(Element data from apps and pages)
::::::::
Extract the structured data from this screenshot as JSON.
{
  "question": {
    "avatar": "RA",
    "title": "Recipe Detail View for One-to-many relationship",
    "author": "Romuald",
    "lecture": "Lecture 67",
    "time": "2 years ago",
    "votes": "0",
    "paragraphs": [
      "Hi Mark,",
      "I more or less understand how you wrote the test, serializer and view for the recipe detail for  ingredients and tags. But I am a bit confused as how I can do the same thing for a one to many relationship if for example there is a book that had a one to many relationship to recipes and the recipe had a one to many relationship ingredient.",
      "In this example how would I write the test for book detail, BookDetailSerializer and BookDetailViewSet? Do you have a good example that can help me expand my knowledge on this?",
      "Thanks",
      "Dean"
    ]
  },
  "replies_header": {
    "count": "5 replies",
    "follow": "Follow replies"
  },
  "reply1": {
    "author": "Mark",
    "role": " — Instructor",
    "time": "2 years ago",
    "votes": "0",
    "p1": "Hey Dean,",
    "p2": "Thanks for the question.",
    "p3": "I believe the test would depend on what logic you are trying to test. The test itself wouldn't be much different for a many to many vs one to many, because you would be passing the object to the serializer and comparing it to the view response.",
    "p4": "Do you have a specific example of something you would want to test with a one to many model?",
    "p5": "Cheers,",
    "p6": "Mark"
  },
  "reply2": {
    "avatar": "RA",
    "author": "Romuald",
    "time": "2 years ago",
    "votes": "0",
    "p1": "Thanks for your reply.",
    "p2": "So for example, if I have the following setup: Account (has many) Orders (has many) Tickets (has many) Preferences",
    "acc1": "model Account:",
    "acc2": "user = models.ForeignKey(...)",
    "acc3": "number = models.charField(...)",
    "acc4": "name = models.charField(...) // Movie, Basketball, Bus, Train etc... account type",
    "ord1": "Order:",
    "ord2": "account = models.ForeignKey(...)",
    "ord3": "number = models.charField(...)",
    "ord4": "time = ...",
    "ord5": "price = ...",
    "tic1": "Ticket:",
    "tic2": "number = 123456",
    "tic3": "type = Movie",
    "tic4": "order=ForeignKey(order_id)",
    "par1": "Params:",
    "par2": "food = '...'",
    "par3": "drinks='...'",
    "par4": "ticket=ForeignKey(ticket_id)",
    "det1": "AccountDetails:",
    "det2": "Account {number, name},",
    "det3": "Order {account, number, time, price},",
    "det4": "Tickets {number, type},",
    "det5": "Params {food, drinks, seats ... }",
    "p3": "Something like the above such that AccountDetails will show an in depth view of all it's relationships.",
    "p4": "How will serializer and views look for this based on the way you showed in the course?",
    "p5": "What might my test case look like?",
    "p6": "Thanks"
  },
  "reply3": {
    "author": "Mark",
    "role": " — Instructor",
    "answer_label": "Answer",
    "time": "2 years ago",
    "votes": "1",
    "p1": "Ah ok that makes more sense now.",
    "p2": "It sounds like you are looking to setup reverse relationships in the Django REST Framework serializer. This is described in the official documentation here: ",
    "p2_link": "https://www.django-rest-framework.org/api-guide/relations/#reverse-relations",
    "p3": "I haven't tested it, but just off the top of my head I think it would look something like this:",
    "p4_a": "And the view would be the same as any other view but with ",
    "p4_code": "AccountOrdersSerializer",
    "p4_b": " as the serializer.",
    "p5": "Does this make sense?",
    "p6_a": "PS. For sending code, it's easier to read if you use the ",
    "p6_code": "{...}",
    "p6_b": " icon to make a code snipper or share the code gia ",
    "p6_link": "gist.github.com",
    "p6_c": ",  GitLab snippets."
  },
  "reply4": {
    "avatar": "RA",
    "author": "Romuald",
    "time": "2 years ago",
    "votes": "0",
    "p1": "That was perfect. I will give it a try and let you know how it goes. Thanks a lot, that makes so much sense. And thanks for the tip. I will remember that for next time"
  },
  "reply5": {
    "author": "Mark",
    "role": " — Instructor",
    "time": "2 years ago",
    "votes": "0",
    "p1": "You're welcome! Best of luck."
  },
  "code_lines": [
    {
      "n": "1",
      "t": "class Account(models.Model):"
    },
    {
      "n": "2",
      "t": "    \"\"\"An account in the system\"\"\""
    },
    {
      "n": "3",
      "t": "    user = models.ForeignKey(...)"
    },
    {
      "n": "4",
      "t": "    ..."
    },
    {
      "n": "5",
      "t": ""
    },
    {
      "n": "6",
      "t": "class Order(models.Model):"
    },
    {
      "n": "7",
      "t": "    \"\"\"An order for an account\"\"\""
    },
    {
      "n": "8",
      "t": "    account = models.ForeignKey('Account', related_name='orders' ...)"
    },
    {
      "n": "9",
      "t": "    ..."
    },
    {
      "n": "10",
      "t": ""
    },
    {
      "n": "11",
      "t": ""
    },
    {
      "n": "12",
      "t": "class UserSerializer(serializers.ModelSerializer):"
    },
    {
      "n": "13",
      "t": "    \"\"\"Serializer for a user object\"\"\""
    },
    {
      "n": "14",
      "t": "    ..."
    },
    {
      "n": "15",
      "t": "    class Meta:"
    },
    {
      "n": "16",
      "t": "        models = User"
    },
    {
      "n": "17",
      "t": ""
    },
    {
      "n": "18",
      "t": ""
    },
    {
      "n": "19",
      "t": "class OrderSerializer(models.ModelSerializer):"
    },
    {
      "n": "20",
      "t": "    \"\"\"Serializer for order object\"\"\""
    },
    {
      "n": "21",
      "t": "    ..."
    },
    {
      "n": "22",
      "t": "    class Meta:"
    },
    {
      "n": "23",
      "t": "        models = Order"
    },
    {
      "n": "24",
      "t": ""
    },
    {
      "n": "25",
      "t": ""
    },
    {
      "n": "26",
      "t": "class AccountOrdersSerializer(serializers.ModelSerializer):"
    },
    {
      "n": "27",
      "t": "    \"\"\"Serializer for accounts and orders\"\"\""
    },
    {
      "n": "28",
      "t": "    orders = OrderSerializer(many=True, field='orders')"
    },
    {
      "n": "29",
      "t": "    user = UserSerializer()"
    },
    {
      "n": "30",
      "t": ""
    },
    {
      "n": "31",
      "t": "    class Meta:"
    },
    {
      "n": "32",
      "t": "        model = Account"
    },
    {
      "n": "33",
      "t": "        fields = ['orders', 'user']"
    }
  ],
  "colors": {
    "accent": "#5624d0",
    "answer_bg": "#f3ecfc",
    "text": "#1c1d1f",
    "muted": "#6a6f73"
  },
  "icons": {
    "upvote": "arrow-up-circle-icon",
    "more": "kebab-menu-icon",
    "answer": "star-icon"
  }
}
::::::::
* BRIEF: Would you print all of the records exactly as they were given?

* RESULT OF THE EXERCISE:
Extract the structured data from this screenshot as JSON.
{
  "question": {
    "avatar": "RA",
    "title": "Recipe Detail View for One-to-many relationship",
    "author": "Romuald",
    "lecture": "Lecture 67",
    "time": "2 years ago",
    "votes": "0",
    "paragraphs": [
      "Hi Mark,",
      "I more or less understand how you wrote the test, serializer and view for the recipe detail for  ingredients and tags. But I am a bit confused as how I can do the same thing for a one to many relationship if for example there is a book that had a one to many relationship to recipes and the recipe had a one to many relationship ingredient.",
      "In this example how would I write the test for book detail, BookDetailSerializer and BookDetailViewSet? Do you have a good example that can help me expand my knowledge on this?",
      "Thanks",
      "Dean"
    ]
  },
  "replies_header": {
    "count": "5 replies",
    "follow": "Follow replies"
  },
  "reply1": {
    "author": "Mark",
    "role": " — Instructor",
    "time": "2 years ago",
    "votes": "0",
    "p1": "Hey Dean,",
    "p2": "Thanks for the question.",
    "p3": "I believe the test would depend on what logic you are trying to test. The test itself wouldn't be much different for a many to many vs one to many, because you would be passing the object to the serializer and comparing it to the view response.",
    "p4": "Do you have a specific example of something you would want to test with a one to many model?",
    "p5": "Cheers,",
    "p6": "Mark"
  },
  "reply2": {
    "avatar": "RA",
    "author": "Romuald",
    "time": "2 years ago",
    "votes": "0",
    "p1": "Thanks for your reply.",
    "p2": "So for example, if I have the following setup: Account (has many) Orders (has many) Tickets (has many) Preferences",
    "acc1": "model Account:",
    "acc2": "user = models.ForeignKey(...)",
    "acc3": "number = models.charField(...)",
    "acc4": "name = models.charField(...) // Movie, Basketball, Bus, Train etc... account type",
    "ord1": "Order:",
    "ord2": "account = models.ForeignKey(...)",
    "ord3": "number = models.charField(...)",
    "ord4": "time = ...",
    "ord5": "price = ...",
    "tic1": "Ticket:",
    "tic2": "number = 123456",
    "tic3": "type = Movie",
    "tic4": "order=ForeignKey(order_id)",
    "par1": "Params:",
    "par2": "food = '...'",
    "par3": "drinks='...'",
    "par4": "ticket=ForeignKey(ticket_id)",
    "det1": "AccountDetails:",
    "det2": "Account {number, name},",
    "det3": "Order {account, number, time, price},",
    "det4": "Tickets {number, type},",
    "det5": "Params {food, drinks, seats ... }",
    "p3": "Something like the above such that AccountDetails will show an in depth view of all it's relationships.",
    "p4": "How will serializer and views look for this based on the way you showed in the course?",
    "p5": "What might my test case look like?",
    "p6": "Thanks"
  },
  "reply3": {
    "author": "Mark",
    "role": " — Instructor",
    "answer_label": "Answer",
    "time": "2 years ago",
    "votes": "1",
    "p1": "Ah ok that makes more sense now.",
    "p2": "It sounds like you are looking to setup reverse relationships in the Django REST Framework serializer. This is described in the official documentation here: ",
    "p2_link": "https://www.django-rest-framework.org/api-guide/relations/#reverse-relations",
    "p3": "I haven't tested it, but just off the top of my head I think it would look something like this:",
    "p4_a": "And the view would be the same as any other view but with ",
    "p4_code": "AccountOrdersSerializer",
    "p4_b": " as the serializer.",
    "p5": "Does this make sense?",
    "p6_a": "PS. For sending code, it's easier to read if you use the ",
    "p6_code": "{...}",
    "p6_b": " icon to make a code snipper or share the code gia ",
    "p6_link": "gist.github.com",
    "p6_c": ",  GitLab snippets."
  },
  "reply4": {
    "avatar": "RA",
    "author": "Romuald",
    "time": "2 years ago",
    "votes": "0",
    "p1": "That was perfect. I will give it a try and let you know how it goes. Thanks a lot, that makes so much sense. And thanks for the tip. I will remember that for next time"
  },
  "reply5": {
    "author": "Mark",
    "role": " — Instructor",
    "time": "2 years ago",
    "votes": "0",
    "p1": "You're welcome! Best of luck."
  },
  "code_lines": [
    {
      "n": "1",
      "t": "class Account(models.Model):"
    },
    {
      "n": "2",
      "t": "    \"\"\"An account in the system\"\"\""
    },
    {
      "n": "3",
      "t": "    user = models.ForeignKey(...)"
    },
    {
      "n": "4",
      "t": "    ..."
    },
    {
      "n": "5",
      "t": ""
    },
    {
      "n": "6",
      "t": "class Order(models.Model):"
    },
    {
      "n": "7",
      "t": "    \"\"\"An order for an account\"\"\""
    },
    {
      "n": "8",
      "t": "    account = models.ForeignKey('Account', related_name='orders' ...)"
    },
    {
      "n": "9",
      "t": "    ..."
    },
    {
      "n": "10",
      "t": ""
    },
    {
      "n": "11",
      "t": ""
    },
    {
      "n": "12",
      "t": "class UserSerializer(serializers.ModelSerializer):"
    },
    {
      "n": "13",
      "t": "    \"\"\"Serializer for a user object\"\"\""
    },
    {
      "n": "14",
      "t": "    ..."
    },
    {
      "n": "15",
      "t": "    class Meta:"
    },
    {
      "n": "16",
      "t": "        models = User"
    },
    {
      "n": "17",
      "t": ""
    },
    {
      "n": "18",
      "t": ""
    },
    {
      "n": "19",
      "t": "class OrderSerializer(models.ModelSerializer):"
    },
    {
      "n": "20",
      "t": "    \"\"\"Serializer for order object\"\"\""
    },
    {
      "n": "21",
      "t": "    ..."
    },
    {
      "n": "22",
      "t": "    class Meta:"
    },
    {
      "n": "23",
      "t": "        models = Order"
    },
    {
      "n": "24",
      "t": ""
    },
    {
      "n": "25",
      "t": ""
    },
    {
      "n": "26",
      "t": "class AccountOrdersSerializer(serializers.ModelSerializer):"
    },
    {
      "n": "27",
      "t": "    \"\"\"Serializer for accounts and orders\"\"\""
    },
    {
      "n": "28",
      "t": "    orders = OrderSerializer(many=True, field='orders')"
    },
    {
      "n": "29",
      "t": "    user = UserSerializer()"
    },
    {
      "n": "30",
      "t": ""
    },
    {
      "n": "31",
      "t": "    class Meta:"
    },
    {
      "n": "32",
      "t": "        model = Account"
    },
    {
      "n": "33",
      "t": "        fields = ['orders', 'user']"
    }
  ],
  "colors": {
    "accent": "#5624d0",
    "answer_bg": "#f3ecfc",
    "text": "#1c1d1f",
    "muted": "#6a6f73"
  },
  "icons": {
    "upvote": "arrow-up-circle-icon",
    "more": "kebab-menu-icon",
    "answer": "star-icon"
  }
}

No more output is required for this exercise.